Description This aim of this pilot project was to explore 1) how the inputs, fate and transport of agricultural chemicals might change in the future due to climatic and socio-economic changes; and 2) the implications of these changes on key ecosystem services and the knock-on effects on the health and well being of the population in S. Asia. The project also considered potential adaptation and mitigation options. At the core of the project was a one-week expert workshop held in New Delhi and involving scientists from the UK, Netherlands, India, Bangladesh, Nepal and Pakistan.

Based on the workshop discussions, it was concluded that while chemicals can bring short-term benefits in terms of increased production and income they can also can result in long term costs in terms of negative impacts on human health and the ecosystem services supporting livelihoods. It is of special concern to consider impacts of pollution on the livelihood opportunities of the poorest parts of the population.

The study identified an increasing body of evidence that demonstrates that chemical contaminants in agricultural ecosystems from a number of different sources can have a negative effect on a range of ecosystem services including: food and fodder provision; pollination; water cycling and regulation; nutrient cycling; support for human, animal and plant health; contaminant regulation; and spiritual and cultural services. The degradation of these ecosystem services by chemical contaminants can exacerbate poverty in a variety of ways. For example, contamination of food can lower market values reducing income for farmers, effects on soil functioning can lead to reductions in crop productivity, and adverse effects on human health, arising from environmental exposure to chemicals, can reduce an individual's capacity to work.

The study concluded that the current knowledge on the links between chemical contamination and poverty is not coherent or joined up. It was apparent from the workshop discussions that the implications of current chemical contamination on poverty are not understood and that this knowledge gap should be addressed before considering how things could change in the future (the initial aim of the project).
Exploitation Route While the project was only a pilot scale study, the recommendations should be of interest to international development departments and agencies (e.g. DFID), global health agencies (e.g. WHO) and the chemicals industry (e.g. agrichemical producers) This study was a pilot project. Workshop participants agreed that there is an urgent need to understand the potential effects of chemical contaminants on the delivery of ecosystem services in S. Asian agricultural systems and the links between these effects and poverty.
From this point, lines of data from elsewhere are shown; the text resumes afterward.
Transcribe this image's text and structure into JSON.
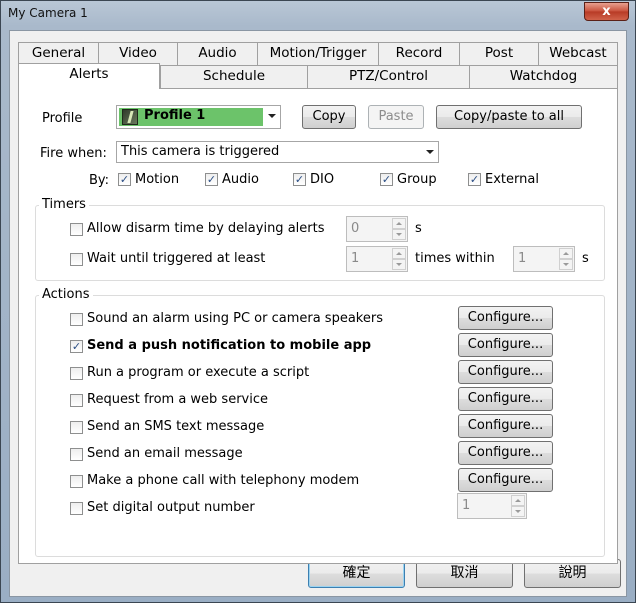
{
  "window": {
    "title": "My Camera 1",
    "close_glyph": "x"
  },
  "tabs_row1": [
    "General",
    "Video",
    "Audio",
    "Motion/Trigger",
    "Record",
    "Post",
    "Webcast"
  ],
  "tabs_row2": [
    "Alerts",
    "Schedule",
    "PTZ/Control",
    "Watchdog"
  ],
  "active_tab": "Alerts",
  "profile": {
    "label": "Profile",
    "value": "Profile 1",
    "swatch_color": "#6cc36a",
    "copy_label": "Copy",
    "paste_label": "Paste",
    "copy_all_label": "Copy/paste to all"
  },
  "fire": {
    "label": "Fire when:",
    "value": "This camera is triggered",
    "by_label": "By:",
    "options": [
      {
        "label": "Motion",
        "checked": true
      },
      {
        "label": "Audio",
        "checked": true
      },
      {
        "label": "DIO",
        "checked": true
      },
      {
        "label": "Group",
        "checked": true
      },
      {
        "label": "External",
        "checked": true
      }
    ]
  },
  "timers": {
    "title": "Timers",
    "disarm": {
      "label": "Allow disarm time by delaying alerts",
      "checked": false,
      "value": "0",
      "unit": "s"
    },
    "wait": {
      "label": "Wait until triggered at least",
      "checked": false,
      "value": "1",
      "within_label": "times within",
      "within_value": "1",
      "unit": "s"
    }
  },
  "actions": {
    "title": "Actions",
    "configure_label": "Configure...",
    "items": [
      {
        "label": "Sound an alarm using PC or camera speakers",
        "checked": false,
        "bold": false
      },
      {
        "label": "Send a push notification to mobile app",
        "checked": true,
        "bold": true
      },
      {
        "label": "Run a program or execute a script",
        "checked": false,
        "bold": false
      },
      {
        "label": "Request from a web service",
        "checked": false,
        "bold": false
      },
      {
        "label": "Send an SMS text message",
        "checked": false,
        "bold": false
      },
      {
        "label": "Send an email message",
        "checked": false,
        "bold": false
      },
      {
        "label": "Make a phone call with telephony modem",
        "checked": false,
        "bold": false
      },
      {
        "label": "Set digital output number",
        "checked": false,
        "bold": false
      }
    ],
    "output_number": "1"
  },
  "footer": {
    "ok_label": "確定",
    "cancel_label": "取消",
    "help_label": "說明"
  },
  "check_glyph": "✓"
}
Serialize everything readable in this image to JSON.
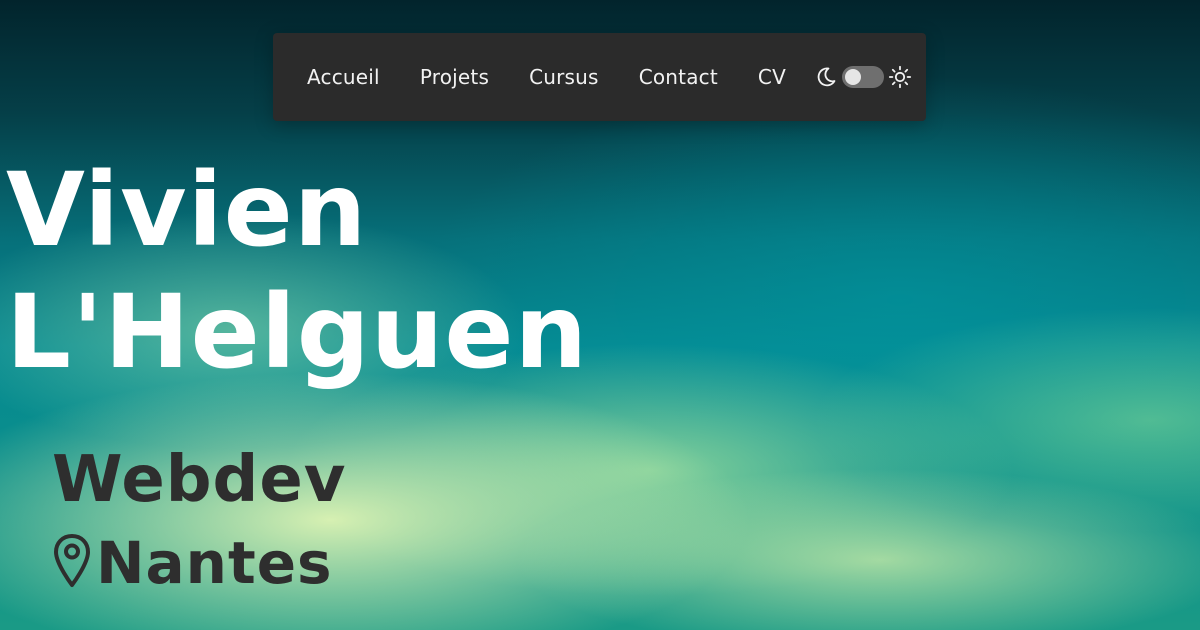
{
  "nav": {
    "links": [
      "Accueil",
      "Projets",
      "Cursus",
      "Contact",
      "CV"
    ],
    "theme_toggle": {
      "left_icon": "moon-icon",
      "right_icon": "sun-icon",
      "state": "dark"
    }
  },
  "hero": {
    "first_name": "Vivien",
    "last_name": "L'Helguen",
    "role": "Webdev",
    "location": "Nantes",
    "location_icon": "map-pin-icon"
  },
  "colors": {
    "navbar_bg": "#2b2b2b",
    "name_text": "#ffffff",
    "subtitle_text": "#2e2e2e"
  }
}
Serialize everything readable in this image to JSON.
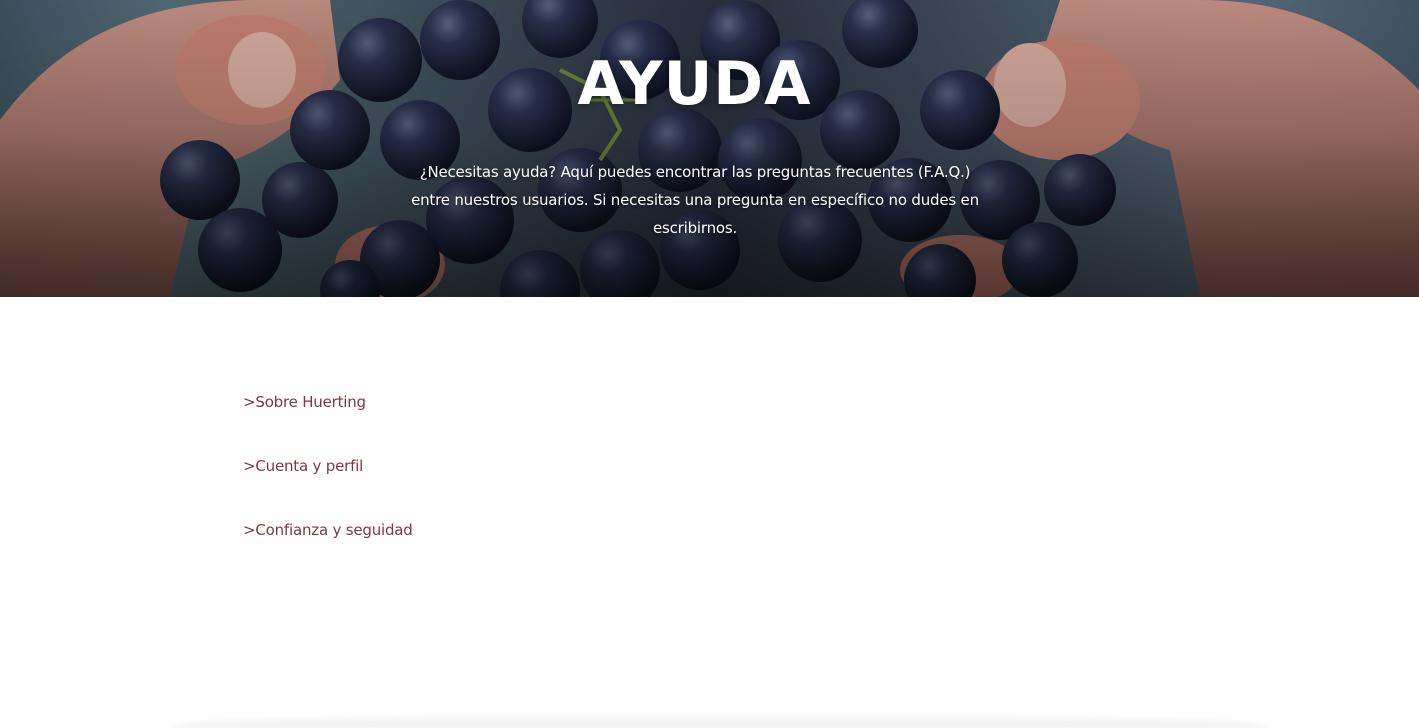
{
  "hero": {
    "title": "AYUDA",
    "description": "¿Necesitas ayuda? Aquí puedes encontrar las preguntas frecuentes (F.A.Q.) entre nuestros usuarios. Si necesitas una pregunta en específico no dudes en escribirnos.",
    "image": "grapes-in-hands-photo"
  },
  "faq": {
    "items": [
      {
        "label": ">Sobre Huerting"
      },
      {
        "label": ">Cuenta y perfil"
      },
      {
        "label": ">Confianza y seguidad"
      }
    ]
  },
  "colors": {
    "link": "#7a3b40",
    "hero_text": "#ffffff",
    "background": "#ffffff"
  }
}
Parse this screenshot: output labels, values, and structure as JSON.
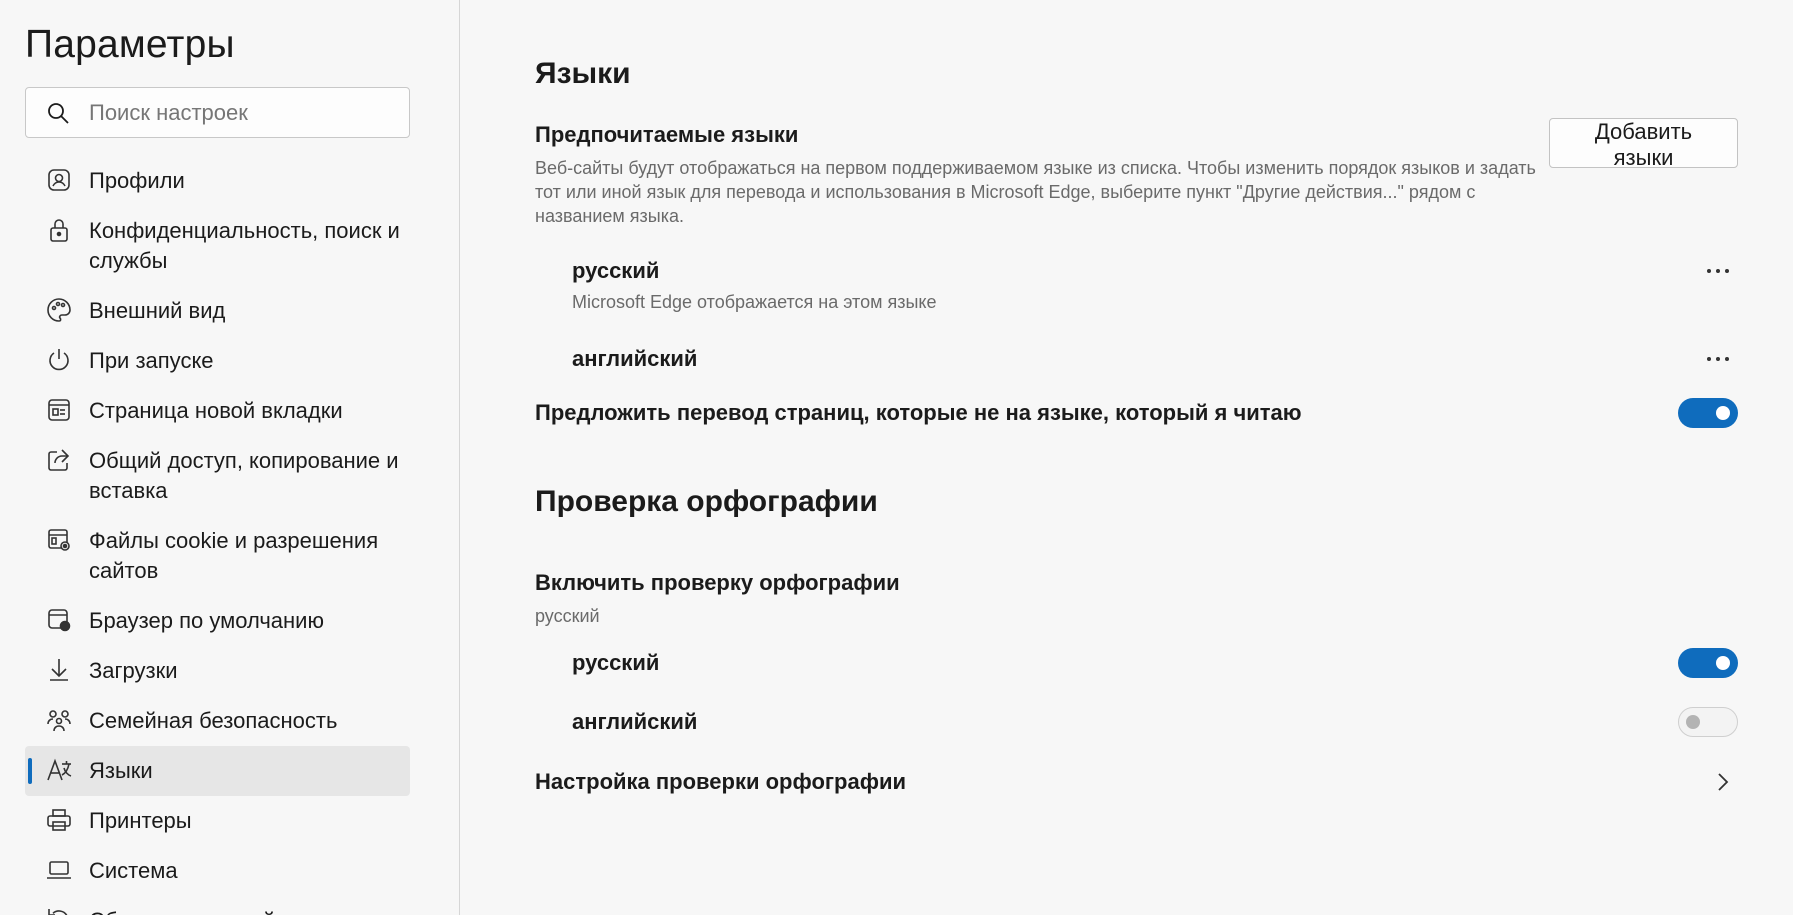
{
  "sidebar": {
    "title": "Параметры",
    "search_placeholder": "Поиск настроек",
    "items": [
      {
        "label": "Профили",
        "icon": "profile-icon"
      },
      {
        "label": "Конфиденциальность, поиск и службы",
        "icon": "lock-icon"
      },
      {
        "label": "Внешний вид",
        "icon": "palette-icon"
      },
      {
        "label": "При запуске",
        "icon": "power-icon"
      },
      {
        "label": "Страница новой вкладки",
        "icon": "new-tab-icon"
      },
      {
        "label": "Общий доступ, копирование и вставка",
        "icon": "share-icon"
      },
      {
        "label": "Файлы cookie и разрешения сайтов",
        "icon": "cookie-settings-icon"
      },
      {
        "label": "Браузер по умолчанию",
        "icon": "default-browser-icon"
      },
      {
        "label": "Загрузки",
        "icon": "download-icon"
      },
      {
        "label": "Семейная безопасность",
        "icon": "family-icon"
      },
      {
        "label": "Языки",
        "icon": "languages-icon",
        "active": true
      },
      {
        "label": "Принтеры",
        "icon": "printer-icon"
      },
      {
        "label": "Система",
        "icon": "laptop-icon"
      },
      {
        "label": "Сбросить настройки",
        "icon": "reset-icon"
      }
    ]
  },
  "languages": {
    "heading": "Языки",
    "preferred_title": "Предпочитаемые языки",
    "preferred_desc": "Веб-сайты будут отображаться на первом поддерживаемом языке из списка. Чтобы изменить порядок языков и задать тот или иной язык для перевода и использования в Microsoft Edge, выберите пункт \"Другие действия...\" рядом с названием языка.",
    "add_button": "Добавить языки",
    "list": [
      {
        "name": "русский",
        "sub": "Microsoft Edge отображается на этом языке"
      },
      {
        "name": "английский",
        "sub": ""
      }
    ],
    "translate_offer": "Предложить перевод страниц, которые не на языке, который я читаю",
    "translate_offer_on": true
  },
  "spellcheck": {
    "heading": "Проверка орфографии",
    "enable_title": "Включить проверку орфографии",
    "enable_sub": "русский",
    "languages": [
      {
        "name": "русский",
        "on": true
      },
      {
        "name": "английский",
        "on": false
      }
    ],
    "customize_label": "Настройка проверки орфографии"
  },
  "colors": {
    "accent": "#0f6cbd"
  }
}
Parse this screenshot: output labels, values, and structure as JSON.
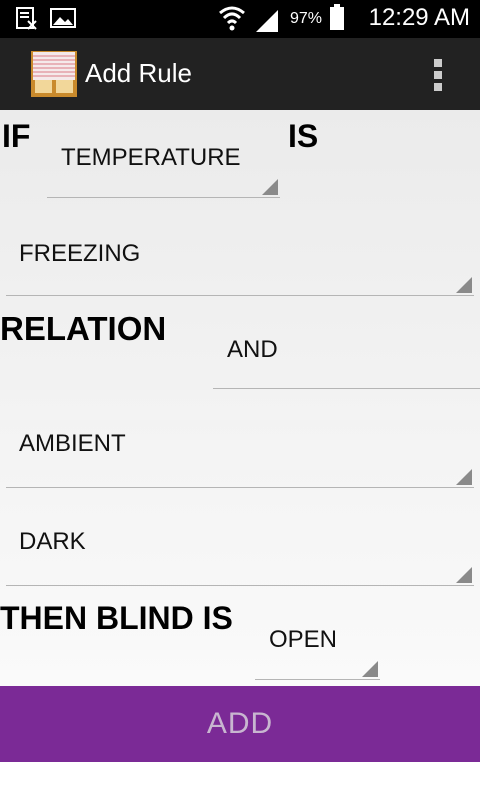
{
  "status_bar": {
    "battery_percent": "97%",
    "time": "12:29 AM",
    "icons": [
      "notification-icon",
      "image-icon",
      "wifi-icon",
      "signal-icon",
      "battery-icon"
    ]
  },
  "action_bar": {
    "title": "Add Rule",
    "app_icon": "window-blind-icon",
    "menu_icon": "overflow-menu-icon"
  },
  "form": {
    "if_label": "IF",
    "is_label": "IS",
    "sensor_value": "TEMPERATURE",
    "condition_value": "FREEZING",
    "relation_label": "RELATION",
    "relation_value": "AND",
    "second_sensor_value": "AMBIENT",
    "second_condition_value": "DARK",
    "then_label": "THEN BLIND IS",
    "action_value": "OPEN"
  },
  "buttons": {
    "add_label": "ADD"
  }
}
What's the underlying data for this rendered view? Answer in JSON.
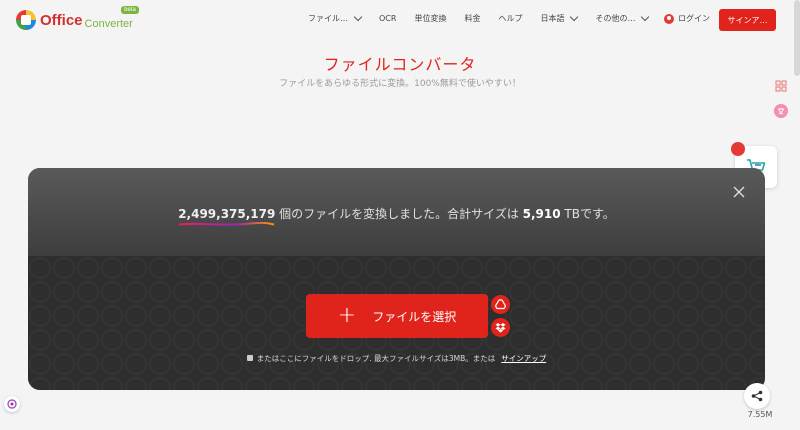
{
  "header": {
    "logo": {
      "office": "Office",
      "converter": "Converter",
      "badge": "beta"
    },
    "nav": [
      {
        "label": "ファイル…",
        "dropdown": true
      },
      {
        "label": "OCR",
        "dropdown": false
      },
      {
        "label": "単位変換",
        "dropdown": false
      },
      {
        "label": "料金",
        "dropdown": false
      },
      {
        "label": "ヘルプ",
        "dropdown": false
      },
      {
        "label": "日本語",
        "dropdown": true
      },
      {
        "label": "その他の…",
        "dropdown": true
      }
    ],
    "login_label": "ログイン",
    "signup_label": "サインア…"
  },
  "hero": {
    "title": "ファイルコンバータ",
    "subtitle": "ファイルをあらゆる形式に変換。100%無料で使いやすい！"
  },
  "stats": {
    "count": "2,499,375,179",
    "text_mid": " 個のファイルを変換しました。合計サイズは ",
    "size": "5,910",
    "text_end": " TBです。"
  },
  "upload": {
    "plus": "+",
    "select_label": "ファイルを選択",
    "drop_note": "またはここにファイルをドロップ. 最大ファイルサイズは3MB。または",
    "signup_link": "サインアップ"
  },
  "cart": {
    "badge": "👍"
  },
  "share": {
    "count": "7.55M"
  },
  "colors": {
    "accent": "#e0241b",
    "panel": "#2d2d2d"
  }
}
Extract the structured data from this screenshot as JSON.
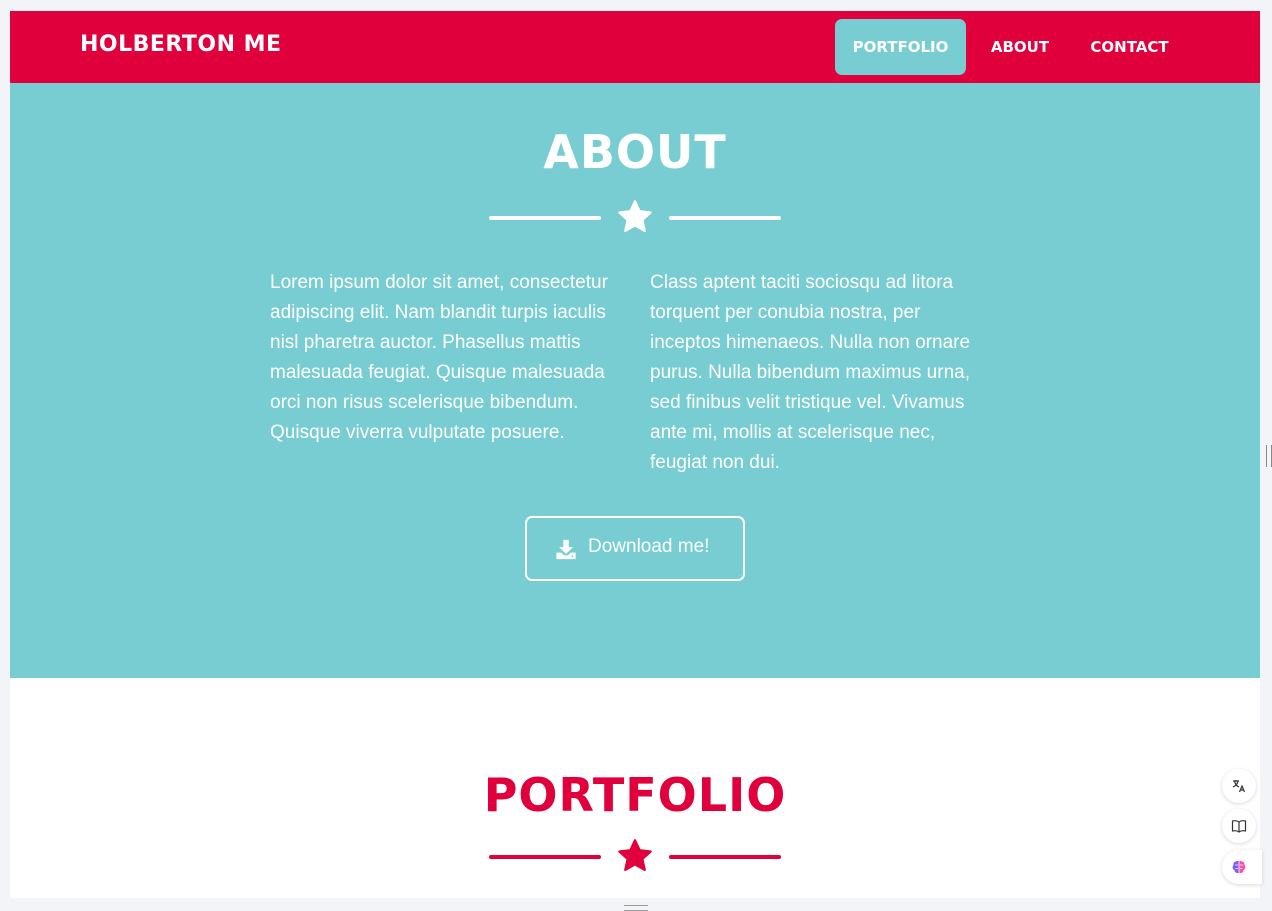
{
  "navbar": {
    "brand": "HOLBERTON ME",
    "items": [
      {
        "label": "PORTFOLIO",
        "active": true
      },
      {
        "label": "ABOUT",
        "active": false
      },
      {
        "label": "CONTACT",
        "active": false
      }
    ]
  },
  "about": {
    "title": "ABOUT",
    "divider_icon": "star-icon",
    "paragraphs": [
      "Lorem ipsum dolor sit amet, consectetur adipiscing elit. Nam blandit turpis iaculis nisl pharetra auctor. Phasellus mattis malesuada feugiat. Quisque malesuada orci non risus scelerisque bibendum. Quisque viverra vulputate posuere.",
      "Class aptent taciti sociosqu ad litora torquent per conubia nostra, per inceptos himenaeos. Nulla non ornare purus. Nulla bibendum maximus urna, sed finibus velit tristique vel. Vivamus ante mi, mollis at scelerisque nec, feugiat non dui."
    ],
    "download_button": {
      "label": "Download me!",
      "icon": "download-icon"
    }
  },
  "portfolio": {
    "title": "PORTFOLIO",
    "divider_icon": "star-icon"
  },
  "floating_tools": [
    {
      "icon": "translate-icon"
    },
    {
      "icon": "book-icon"
    },
    {
      "icon": "brain-icon"
    }
  ],
  "colors": {
    "primary_red": "#e0003c",
    "teal": "#78cdd2",
    "white": "#ffffff"
  }
}
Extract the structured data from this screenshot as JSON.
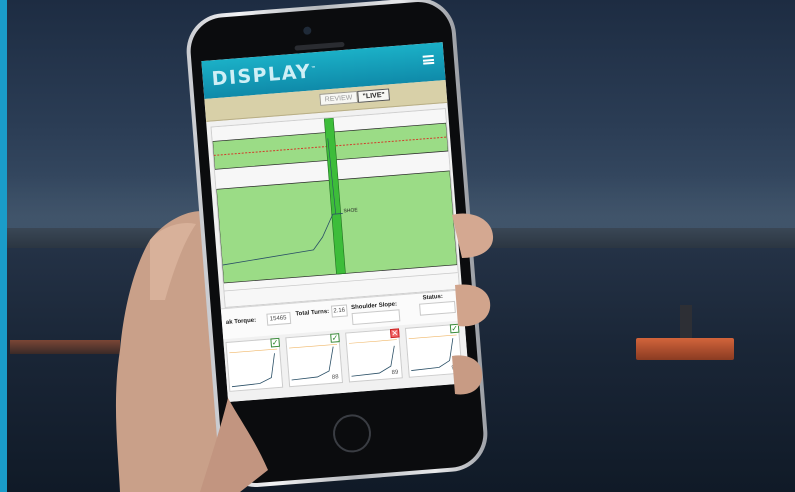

To gain this understanding an integrated approach is needed that involves both the natural and social sciences and multiple stakeholders. By identifying and implementing pathways to mitigate contaminant impacts on ecosystems now, poverty levels will be reduced and this reduction will be maintained into the future.
Sectors Chemicals,Environment

Description This was a pilot project to scope out the area. Unfortunately, a significant work programme is needed before the concepts developed in the pilot study could be used to inform different stakeholder groups.